Starting in the 1950s, Rollins represented and fostered the young careers of Mike Nichols and Elaine May, Lenny Bruce, and Woody Allen. Right there you could say stop and you’d have a legendary career.

But Rollins also managed Robin Williams, David Letterman, Billy Crystal, Robert Klein, Dick Cavett, Joan Rivers, Steven Wright, Andrea Wright, Jim Carrey, Jimmy Tingle, Diane Keaton, Paula Poundstone and Martin Short. Rollins served as executive producer for Letterman during his NBC stint at Late Night from 1982-1992, retiring when Letterman leapt to CBS.

Born Jacob Rabinowitz in 1915 to Russian immigrants in Brooklyn, he changed his name to Jack Rollins in the late 1930s. As Rollins, he served in the Army in World War II, mostly in India, then became a Broadway producer upon his return — where he discovered the young Harry Belafonte and guided him to superstardom.
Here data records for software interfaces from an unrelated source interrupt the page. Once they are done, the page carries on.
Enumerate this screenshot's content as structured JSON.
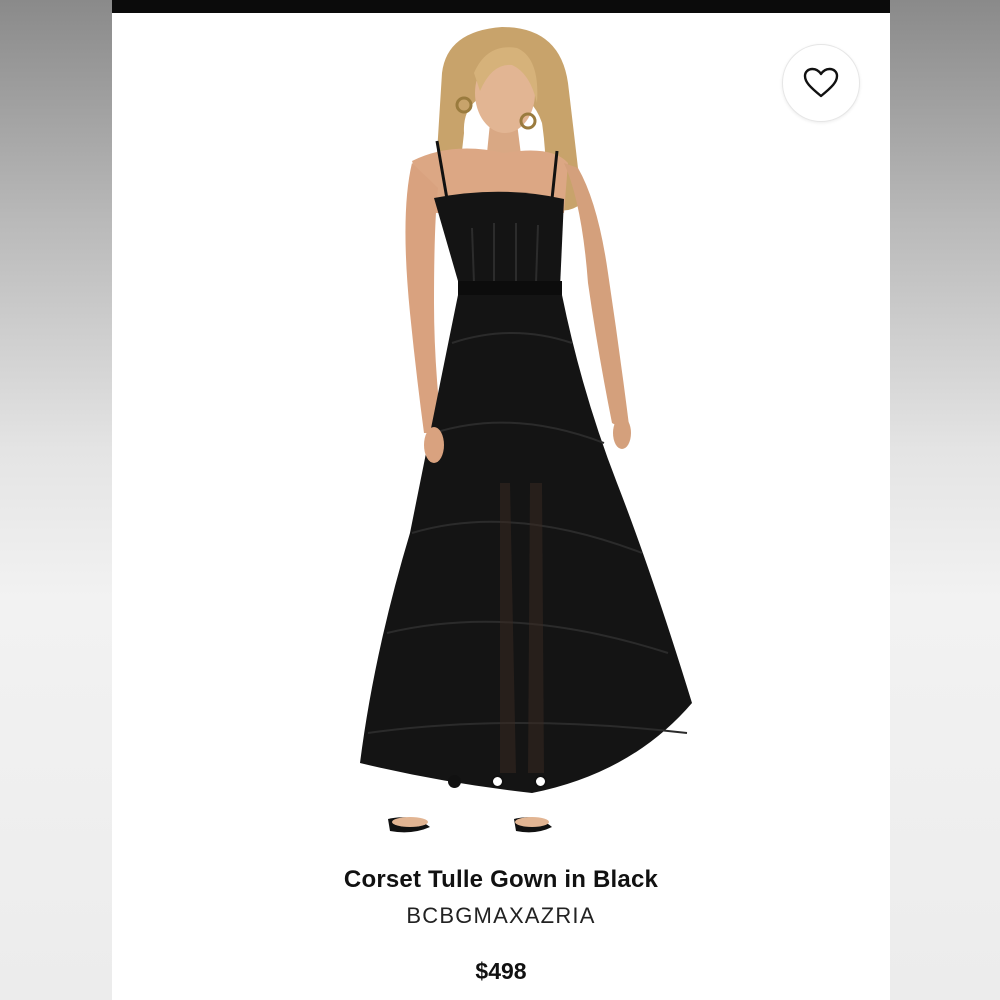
{
  "product": {
    "title": "Corset Tulle Gown in Black",
    "brand": "BCBGMAXAZRIA",
    "price": "$498"
  },
  "gallery": {
    "slide_count": 3,
    "active_index": 0
  },
  "icons": {
    "favorite": "heart-outline-icon"
  },
  "colors": {
    "top_bar": "#0b0b0b",
    "text": "#111111",
    "dress": "#141414"
  }
}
He then founded a one-man talent agency — which became two men with the late Charles H. Joffe — to make the most of his own talents as a shaper and maker of dreams for others.
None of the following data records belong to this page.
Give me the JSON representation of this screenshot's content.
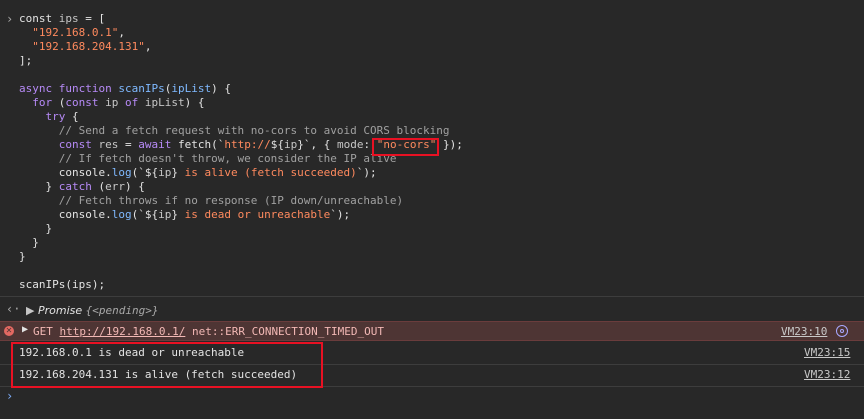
{
  "code_lines": [
    [
      [
        "pl",
        "const "
      ],
      [
        "var",
        "ips"
      ],
      [
        "pl",
        " = ["
      ]
    ],
    [
      [
        "pl",
        "  "
      ],
      [
        "str",
        "\"192.168.0.1\""
      ],
      [
        "pl",
        ","
      ]
    ],
    [
      [
        "pl",
        "  "
      ],
      [
        "str",
        "\"192.168.204.131\""
      ],
      [
        "pl",
        ","
      ]
    ],
    [
      [
        "pl",
        "];"
      ]
    ],
    [],
    [
      [
        "kw",
        "async "
      ],
      [
        "kw",
        "function "
      ],
      [
        "fn",
        "scanIPs"
      ],
      [
        "pl",
        "("
      ],
      [
        "fn",
        "ipList"
      ],
      [
        "pl",
        ") {"
      ]
    ],
    [
      [
        "pl",
        "  "
      ],
      [
        "kw",
        "for "
      ],
      [
        "pl",
        "("
      ],
      [
        "kw",
        "const "
      ],
      [
        "var",
        "ip "
      ],
      [
        "kw",
        "of "
      ],
      [
        "var",
        "ipList"
      ],
      [
        "pl",
        ") {"
      ]
    ],
    [
      [
        "pl",
        "    "
      ],
      [
        "kw",
        "try "
      ],
      [
        "pl",
        "{"
      ]
    ],
    [
      [
        "pl",
        "      "
      ],
      [
        "cm",
        "// Send a fetch request with no-cors to avoid CORS blocking"
      ]
    ],
    [
      [
        "pl",
        "      "
      ],
      [
        "kw",
        "const "
      ],
      [
        "var",
        "res"
      ],
      [
        "pl",
        " = "
      ],
      [
        "kw",
        "await "
      ],
      [
        "pl",
        "fetch(`"
      ],
      [
        "str",
        "http://"
      ],
      [
        "pl",
        "${"
      ],
      [
        "var",
        "ip"
      ],
      [
        "pl",
        "}`"
      ],
      [
        "pl",
        ", { "
      ],
      [
        "var",
        "mode"
      ],
      [
        "pl",
        ": "
      ],
      [
        "str",
        "\"no-cors\""
      ],
      [
        "pl",
        " });"
      ]
    ],
    [
      [
        "pl",
        "      "
      ],
      [
        "cm",
        "// If fetch doesn't throw, we consider the IP alive"
      ]
    ],
    [
      [
        "pl",
        "      console."
      ],
      [
        "fn",
        "log"
      ],
      [
        "pl",
        "(`${"
      ],
      [
        "var",
        "ip"
      ],
      [
        "pl",
        "} "
      ],
      [
        "str",
        "is alive (fetch succeeded)"
      ],
      [
        "pl",
        "`);"
      ]
    ],
    [
      [
        "pl",
        "    } "
      ],
      [
        "kw",
        "catch "
      ],
      [
        "pl",
        "("
      ],
      [
        "var",
        "err"
      ],
      [
        "pl",
        ") {"
      ]
    ],
    [
      [
        "pl",
        "      "
      ],
      [
        "cm",
        "// Fetch throws if no response (IP down/unreachable)"
      ]
    ],
    [
      [
        "pl",
        "      console."
      ],
      [
        "fn",
        "log"
      ],
      [
        "pl",
        "(`${"
      ],
      [
        "var",
        "ip"
      ],
      [
        "pl",
        "} "
      ],
      [
        "str",
        "is dead or unreachable"
      ],
      [
        "pl",
        "`);"
      ]
    ],
    [
      [
        "pl",
        "    }"
      ]
    ],
    [
      [
        "pl",
        "  }"
      ]
    ],
    [
      [
        "pl",
        "}"
      ]
    ],
    [],
    [
      [
        "pl",
        "scanIPs(ips);"
      ]
    ]
  ],
  "result": {
    "label": "Promise ",
    "value": "{<pending>}"
  },
  "error": {
    "method": "GET",
    "url": "http://192.168.0.1/",
    "message": "net::ERR_CONNECTION_TIMED_OUT",
    "source": "VM23:10"
  },
  "logs": [
    {
      "text": "192.168.0.1 is dead or unreachable",
      "source": "VM23:15"
    },
    {
      "text": "192.168.204.131 is alive (fetch succeeded)",
      "source": "VM23:12"
    }
  ],
  "icons": {
    "input_prompt": "chevron-right-icon",
    "result": "return-arrow-icon",
    "error": "error-circle-icon",
    "network": "network-request-icon"
  },
  "colors": {
    "highlight": "#e81123",
    "error_bg": "#4e3534"
  }
}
With Joffe, Rollins produced all of Allen’s movies between 1969 and 1993 — and briefly appeared as himself in Allen’s 1984 film, Broadway Danny Rose, in which Allen played a version of Rollins. “Woody wanted merely for us to manage his affairs in a conventional fashion, to better his career as a TV writer,” Rollins told The New York Times in 1985. “Well, we just thought he had the potential to be a triple threat, like Orson Welles — writer, director, actor.”

Allen, in turn, said this about Rollins via a statement: “He was one of the very few people in my life who lived up to the hype about him. All the stories about how great Jack Rollins was are true.”

Alan Zweibel last night put it simply: “Great manager, lover of talent, supreme mensch.”

Here’s Robert Klein talking about Rollins, his first manager.

Several of his former clients joined in celebrating Rollins when he turned 100 in April. Rollins died Thursday in his Manhattan apartment. He is survived by his three daughters.